So I was making two points.

  1. The more obvious point: If you have a “watching app” then the watching app itself needs watching, and it can’t watch itself. As @2disbetter says, not as much of an issue in an open source environment, but it does still need to be watched, particularly if it becomes a single point of failure / attack.

  2. The more subtle point: We may think that our problems are new problems, but they are not. They were having the same problems thousands of years ago. Only the implementation details have changed.

Not necessarily. If the right hooks are there, there should be no need to poll.

That would be a natural way to do it on *nix but is that the actual way that things are going to work on the Librem 5?

I don’t know that that would necessarily cover all scenarios however e.g. things that occur within a web browsing environment might require changes to the browser itself in order to make the above even approximately achievable.


Here’s an existing app that might help, it’s a GNU/Linux implementation (not port) of Little Snitch, the “reverse firewall” kind of app on macOS that interrupts you any time a piece of software wants to connect to a network resource and asks you to allow or deny it, temporarily or not, etc.

Never tried it in Linux however…


The Librem 5 is to run PureOS, which is based on Debian, which is Linux and thus falls under the generalisation of *nix. As such, has same user based authentication system as any other distro.

A web browser is an application and as far as the OS is concerned and should be treated as such. There are already Ad blockers and such which allow restriction on the sort of other connections a web page you’re visiting can open. Along those same lines, having a browser extension that would work in conjunction with an application to provide a single interface of control would do the trick. The alternative of course would be rolling your own browser. I have dabbled in this a little and it seems like an interesting pet project.

Without user level granularity, the application would essentially be a port sniffer with a configurable list of connections to allow/block. I think this would be tricky to write a simple UI for.
With user level granularity it would be easier to restrict individual applications. With the addition of a browser extension, you could allow a further fine grained control over what websites do from your computer.

i’ll post this here since it’s an after image of the interview with a 2019 unboxing of the L15
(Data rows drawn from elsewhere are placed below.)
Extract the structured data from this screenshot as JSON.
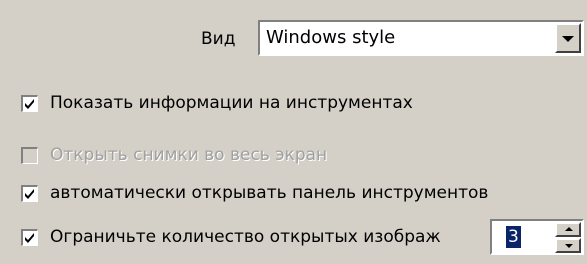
{
  "view": {
    "label": "Вид",
    "selected": "Windows style"
  },
  "options": [
    {
      "label": "Показать информации на инструментах",
      "checked": true,
      "enabled": true
    },
    {
      "label": "Открыть снимки во весь экран",
      "checked": false,
      "enabled": false
    },
    {
      "label": "автоматически открывать панель инструментов",
      "checked": true,
      "enabled": true
    },
    {
      "label": "Ограничьте количество открытых изображ",
      "checked": true,
      "enabled": true
    }
  ],
  "limit_spinner": {
    "value": "3"
  },
  "colors": {
    "background": "#d4d0c8",
    "selection": "#0a246a",
    "disabled_text": "#a0a0a0"
  },
  "icons": {
    "dropdown": "chevron-down-icon",
    "spin_up": "arrow-up-icon",
    "spin_down": "arrow-down-icon",
    "check": "checkmark-icon"
  }
}
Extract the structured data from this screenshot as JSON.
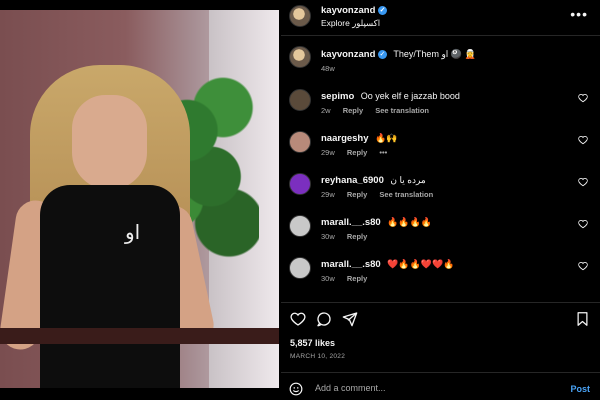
{
  "post": {
    "username": "kayvonzand",
    "subtitle": "Explore اکسپلور",
    "shirt_text": "او",
    "caption": {
      "username": "kayvonzand",
      "text": "They/Them او 🎱 🧝",
      "time": "48w"
    },
    "comments": [
      {
        "username": "sepimo",
        "text": "Oo yek elf e jazzab bood",
        "time": "2w",
        "reply": "Reply",
        "translation": "See translation",
        "avatar_color": "#5a4a3a"
      },
      {
        "username": "naargeshy",
        "text": "🔥🙌",
        "time": "29w",
        "reply": "Reply",
        "more": "•••",
        "avatar_color": "#b88a7a"
      },
      {
        "username": "reyhana_6900",
        "text": "مرده یا ن",
        "time": "29w",
        "reply": "Reply",
        "translation": "See translation",
        "avatar_color": "#7b2fbf"
      },
      {
        "username": "marall.__.s80",
        "text": "🔥🔥🔥🔥",
        "time": "30w",
        "reply": "Reply",
        "avatar_color": "#c8c8c8"
      },
      {
        "username": "marall.__.s80",
        "text": "❤️🔥🔥❤️❤️🔥",
        "time": "30w",
        "reply": "Reply",
        "avatar_color": "#c8c8c8"
      }
    ],
    "likes": "5,857 likes",
    "date": "MARCH 10, 2022",
    "add_comment_placeholder": "Add a comment...",
    "post_label": "Post"
  },
  "icons": {
    "more": "more-options-icon",
    "verified": "verified-badge-icon",
    "heart": "heart-icon",
    "comment": "comment-icon",
    "share": "share-icon",
    "save": "bookmark-icon",
    "emoji": "emoji-icon"
  },
  "colors": {
    "background": "#000000",
    "muted_text": "#a8a8a8",
    "verified": "#3897f0",
    "post_link": "#4aa3f5"
  }
}
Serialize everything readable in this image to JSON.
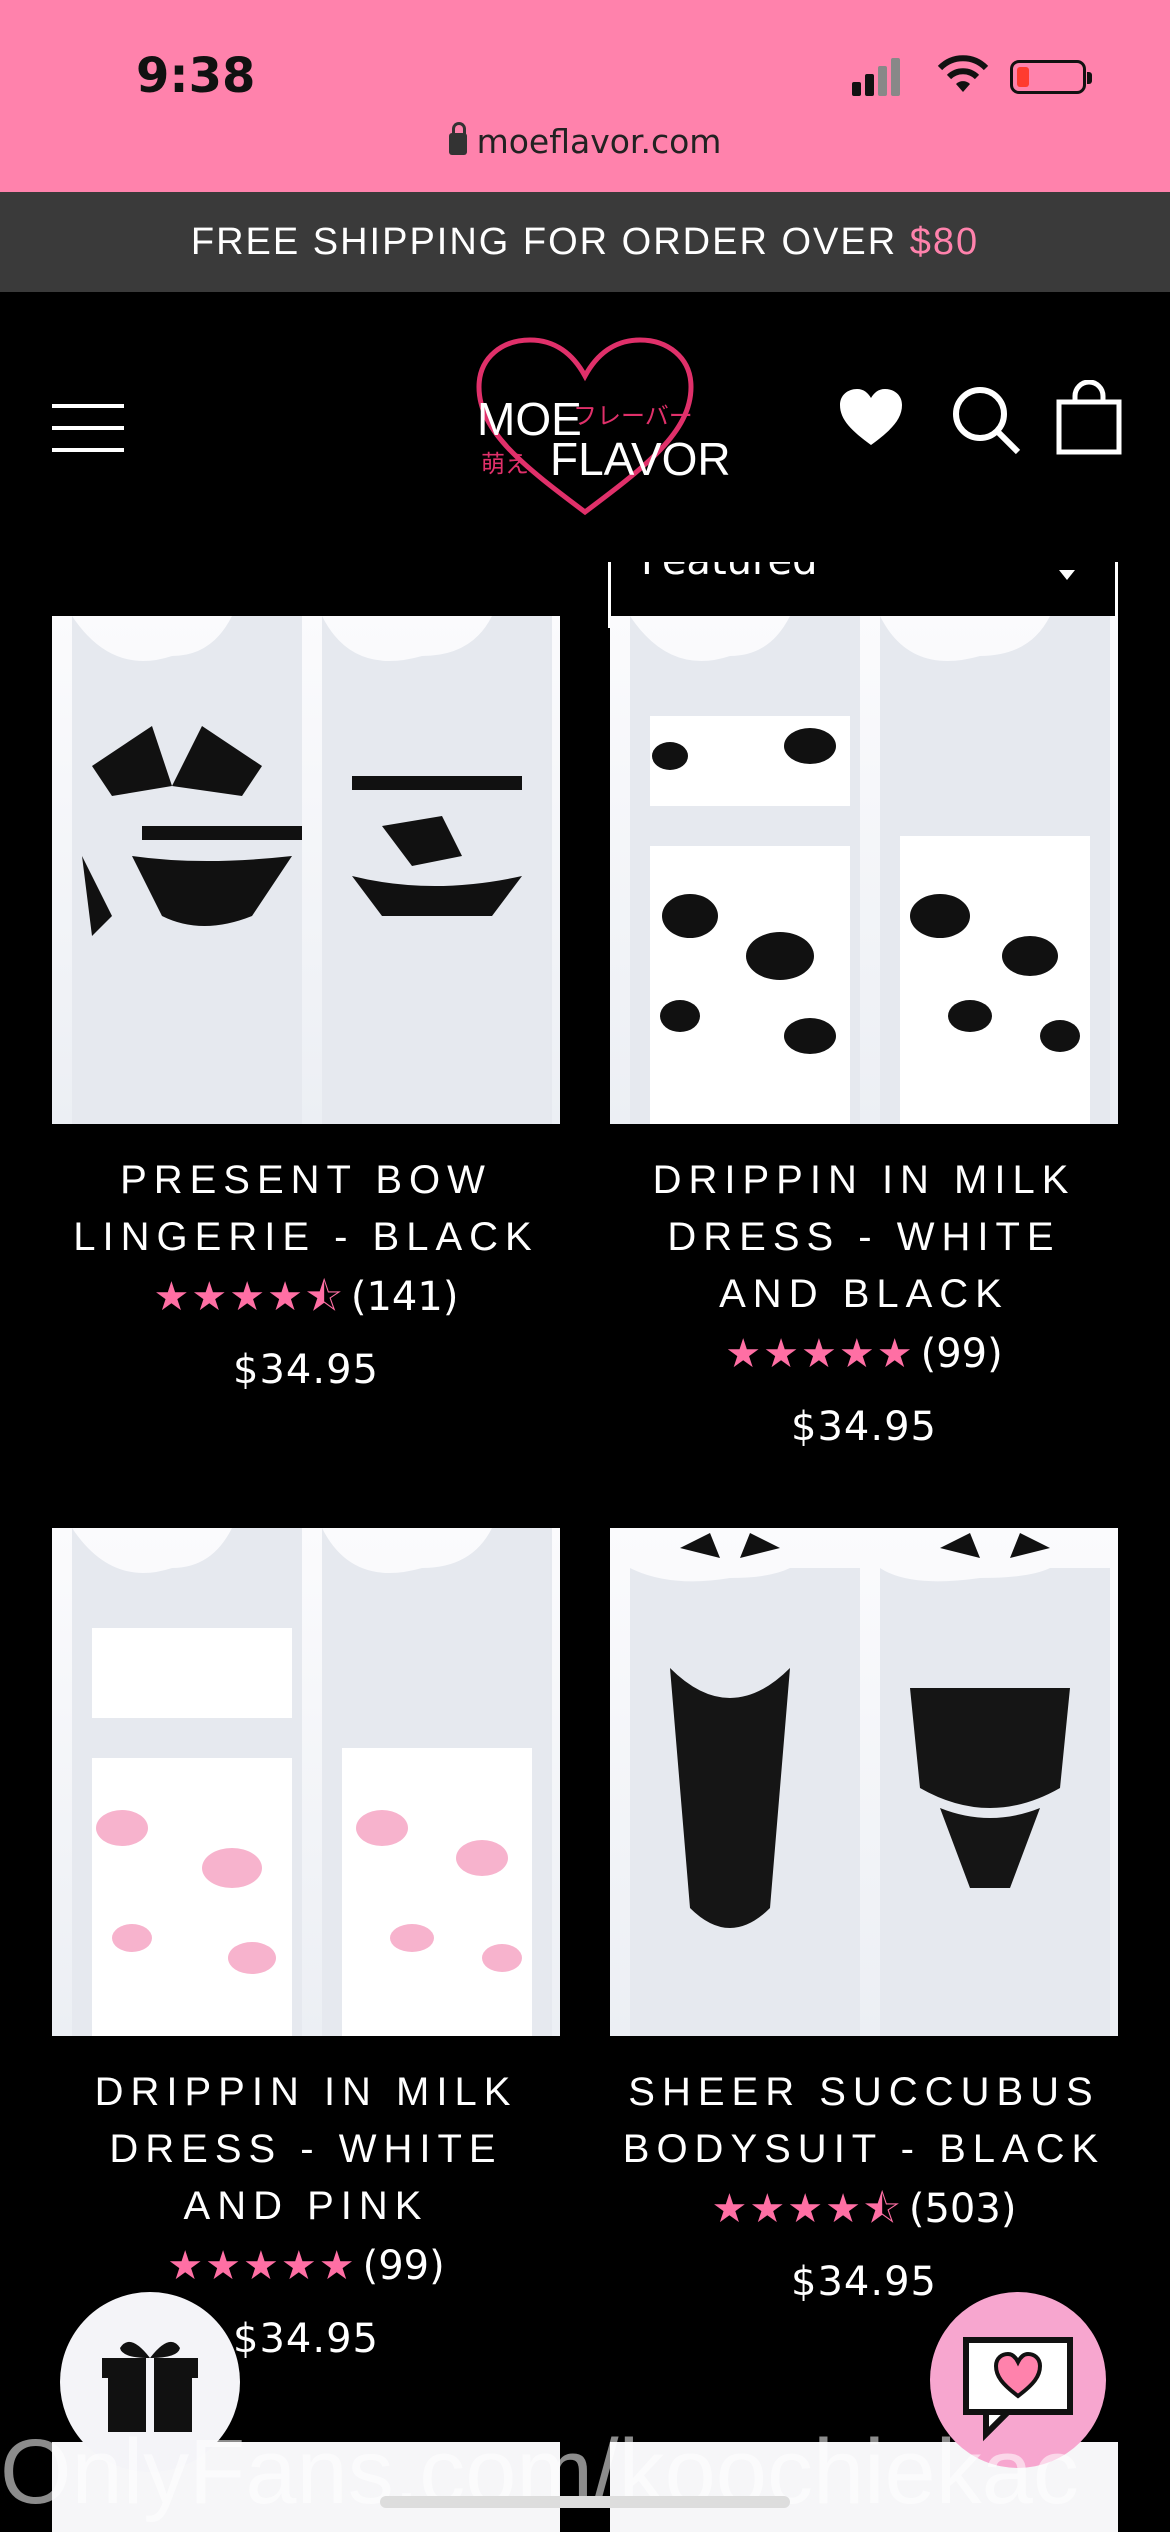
{
  "status_bar": {
    "time": "9:38",
    "url": "moeflavor.com",
    "battery_level": 0.15
  },
  "announcement": {
    "text": "FREE SHIPPING FOR ORDER OVER ",
    "amount": "$80"
  },
  "header": {
    "logo_line1": "MOE",
    "logo_line2": "FLAVOR",
    "logo_jp1": "フレーバー",
    "logo_jp2": "萌え"
  },
  "sort": {
    "selected": "Featured"
  },
  "products": [
    {
      "title": "PRESENT BOW LINGERIE - BLACK",
      "stars": "★★★★⯪",
      "rating_value": 4.5,
      "reviews": "(141)",
      "price": "$34.95",
      "image": "black-bow-lingerie"
    },
    {
      "title": "DRIPPIN IN MILK DRESS - WHITE AND BLACK",
      "stars": "★★★★★",
      "rating_value": 5,
      "reviews": "(99)",
      "price": "$34.95",
      "image": "cow-print-dress-black"
    },
    {
      "title": "DRIPPIN IN MILK DRESS - WHITE AND PINK",
      "stars": "★★★★★",
      "rating_value": 5,
      "reviews": "(99)",
      "price": "$34.95",
      "image": "cow-print-dress-pink"
    },
    {
      "title": "SHEER SUCCUBUS BODYSUIT - BLACK",
      "stars": "★★★★⯪",
      "rating_value": 4.5,
      "reviews": "(503)",
      "price": "$34.95",
      "image": "black-succubus-bodysuit"
    }
  ],
  "overlay": {
    "watermark": "OnlyFans.com/koochiekac"
  },
  "colors": {
    "accent_pink": "#ff82ac",
    "star_pink": "#ff6fa4",
    "announcement_bg": "#3a3a3a"
  },
  "icons": [
    "lock-icon",
    "signal-icon",
    "wifi-icon",
    "battery-icon",
    "menu-icon",
    "heart-icon",
    "search-icon",
    "bag-icon",
    "gift-icon",
    "chat-heart-icon"
  ]
}
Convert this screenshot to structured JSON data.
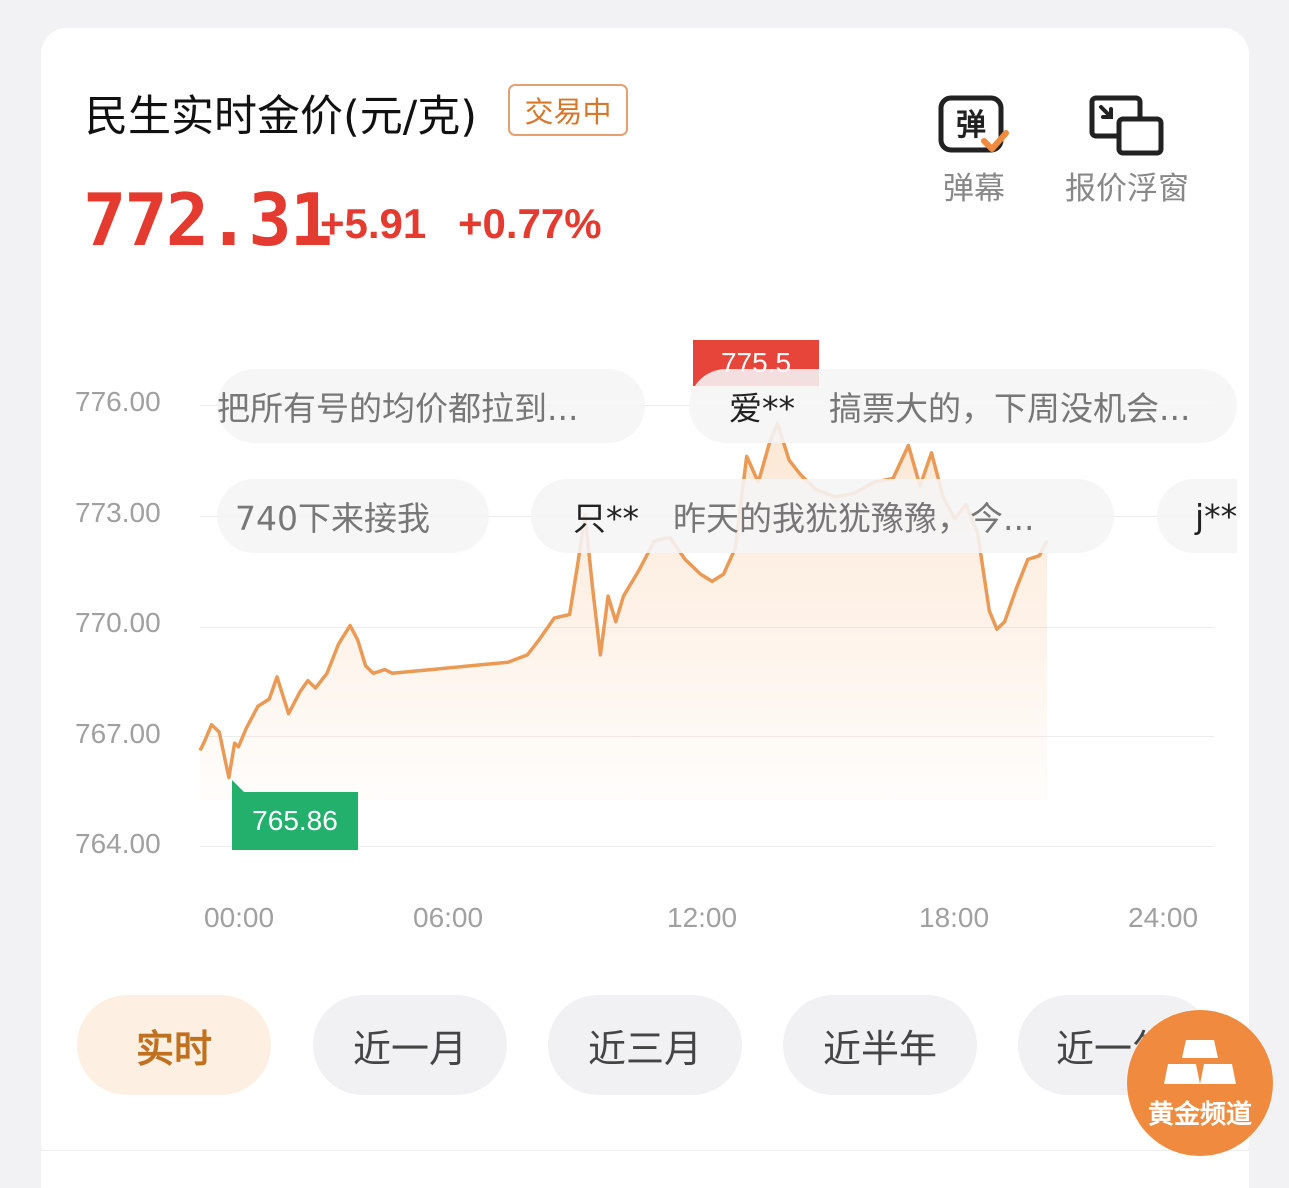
{
  "header": {
    "title": "民生实时金价(元/克)",
    "status": "交易中",
    "price": "772.31",
    "change": "+5.91",
    "change_pct": "+0.77%"
  },
  "toolbar": {
    "danmaku_label": "弹幕",
    "float_label": "报价浮窗"
  },
  "colors": {
    "price_up": "#e53a2f",
    "line": "#eb9a56",
    "high_marker": "#e8453a",
    "low_marker": "#22b06c",
    "accent": "#ef8a3e"
  },
  "chart_data": {
    "type": "line",
    "y_ticks": [
      "776.00",
      "773.00",
      "770.00",
      "767.00",
      "764.00"
    ],
    "x_ticks": [
      "00:00",
      "06:00",
      "12:00",
      "18:00",
      "24:00"
    ],
    "ylim": [
      764,
      776
    ],
    "xlim": [
      0,
      24
    ],
    "high_label": "775.5",
    "low_label": "765.86",
    "series": [
      {
        "x": [
          0,
          0.1,
          0.3,
          0.5,
          0.6,
          0.75,
          0.9,
          1.0,
          1.2,
          1.5,
          1.8,
          2.0,
          2.3,
          2.6,
          2.8,
          3.0,
          3.3,
          3.6,
          3.9,
          4.1,
          4.3,
          4.5,
          4.8,
          5.0,
          5.5,
          6.0,
          7.0,
          8.0,
          8.5,
          8.8,
          9.2,
          9.6,
          9.8,
          10.0,
          10.2,
          10.4,
          10.6,
          10.8,
          11.0,
          11.4,
          11.8,
          12.2,
          12.6,
          13.0,
          13.3,
          13.6,
          13.9,
          14.2,
          14.5,
          14.8,
          15.0,
          15.3,
          15.6,
          16.0,
          16.5,
          17.0,
          17.5,
          18.0,
          18.4,
          18.7,
          19.0,
          19.3,
          19.6,
          19.9,
          20.2,
          20.5,
          20.7,
          20.9,
          21.2,
          21.5,
          21.8,
          22.0
        ],
        "y": [
          766.6,
          766.8,
          767.3,
          767.1,
          766.6,
          765.86,
          766.8,
          766.7,
          767.2,
          767.8,
          768.0,
          768.6,
          767.6,
          768.2,
          768.5,
          768.3,
          768.7,
          769.5,
          770.0,
          769.6,
          768.9,
          768.7,
          768.8,
          768.7,
          768.75,
          768.8,
          768.9,
          769.0,
          769.2,
          769.6,
          770.2,
          770.3,
          771.6,
          773.0,
          771.0,
          769.2,
          770.8,
          770.1,
          770.8,
          771.5,
          772.3,
          772.4,
          771.8,
          771.4,
          771.2,
          771.4,
          772.1,
          774.6,
          773.9,
          775.0,
          775.5,
          774.5,
          774.1,
          773.7,
          773.5,
          773.6,
          773.9,
          774.0,
          774.9,
          773.8,
          774.7,
          773.5,
          772.9,
          773.3,
          772.5,
          770.4,
          769.9,
          770.1,
          771.0,
          771.8,
          771.9,
          772.31
        ]
      }
    ]
  },
  "danmaku": [
    {
      "user": "",
      "text": "把所有号的均价都拉到..."
    },
    {
      "user": "爱**",
      "text": "搞票大的，下周没机会..."
    },
    {
      "user": "",
      "text": "740下来接我"
    },
    {
      "user": "只**",
      "text": "昨天的我犹犹豫豫，今..."
    },
    {
      "user": "j**",
      "text": ""
    }
  ],
  "tabs": [
    "实时",
    "近一月",
    "近三月",
    "近半年",
    "近一年"
  ],
  "fab": {
    "label": "黄金频道"
  }
}
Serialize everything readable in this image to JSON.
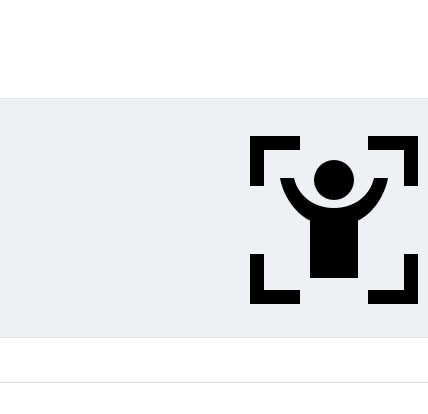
{
  "panel": {
    "background": "#edf0f5",
    "icon": {
      "name": "accessibility-scan-icon",
      "color": "#000000"
    }
  },
  "divider": {
    "color": "#d9dbe2"
  }
}
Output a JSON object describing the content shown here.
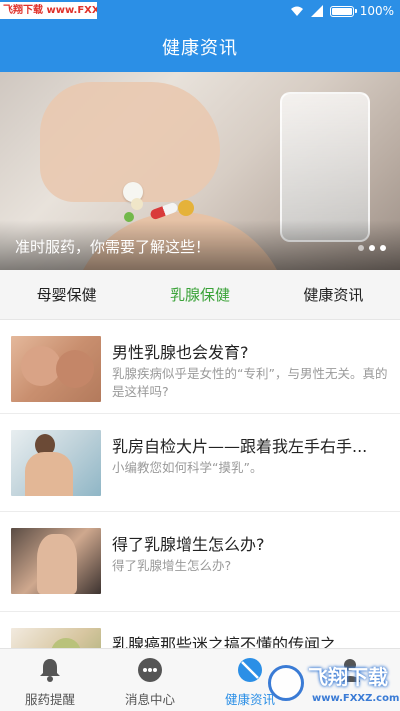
{
  "status_bar": {
    "watermark": "飞翔下载 www.FXXZ.com",
    "battery": "100%"
  },
  "header": {
    "title": "健康资讯"
  },
  "banner": {
    "caption": "准时服药，你需要了解这些！",
    "active_slide": 3,
    "slide_count": 3
  },
  "tabs": [
    {
      "label": "母婴保健",
      "active": false
    },
    {
      "label": "乳腺保健",
      "active": true
    },
    {
      "label": "健康资讯",
      "active": false
    }
  ],
  "articles": [
    {
      "title": "男性乳腺也会发育?",
      "desc": "乳腺疾病似乎是女性的“专利”，与男性无关。真的是这样吗?"
    },
    {
      "title": "乳房自检大片——跟着我左手右手...",
      "desc": "小编教您如何科学“摸乳”。"
    },
    {
      "title": "得了乳腺增生怎么办?",
      "desc": "得了乳腺增生怎么办?"
    },
    {
      "title": "乳腺癌那些迷之搞不懂的传闻之...",
      "desc": ""
    }
  ],
  "bottom_nav": [
    {
      "label": "服药提醒",
      "icon": "bell-icon",
      "active": false
    },
    {
      "label": "消息中心",
      "icon": "chat-icon",
      "active": false
    },
    {
      "label": "健康资讯",
      "icon": "no-entry-icon",
      "active": true
    },
    {
      "label": "",
      "icon": "person-icon",
      "active": false
    }
  ],
  "watermark_bottom": {
    "text": "飞翔下载",
    "url": "www.FXXZ.com"
  },
  "colors": {
    "primary": "#2b8fe6",
    "tab_active": "#3aa238",
    "desc_gray": "#9a9a9a"
  }
}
Yes! In The Dark Years (when I was between OS/2 and Linux), I used WinNTx. The only thing that kept me sane was vis a vis Security was Sygate Firewall. I believe it was free (as in free beer, not freedom), but not open source, an application firewall for both inbound and outbound traffic that was totally user configurable. Sygate was bought by Symantec, so integrated some of the functionality into Symantec Endpoint Protection, but of course Sygate was abandoned and eventually it died.

Snitch was a MacOS Sygate analog that looked interesting… but MacOS only. Now we have OpenSnitch for GNU/Linux, so I need to check it out.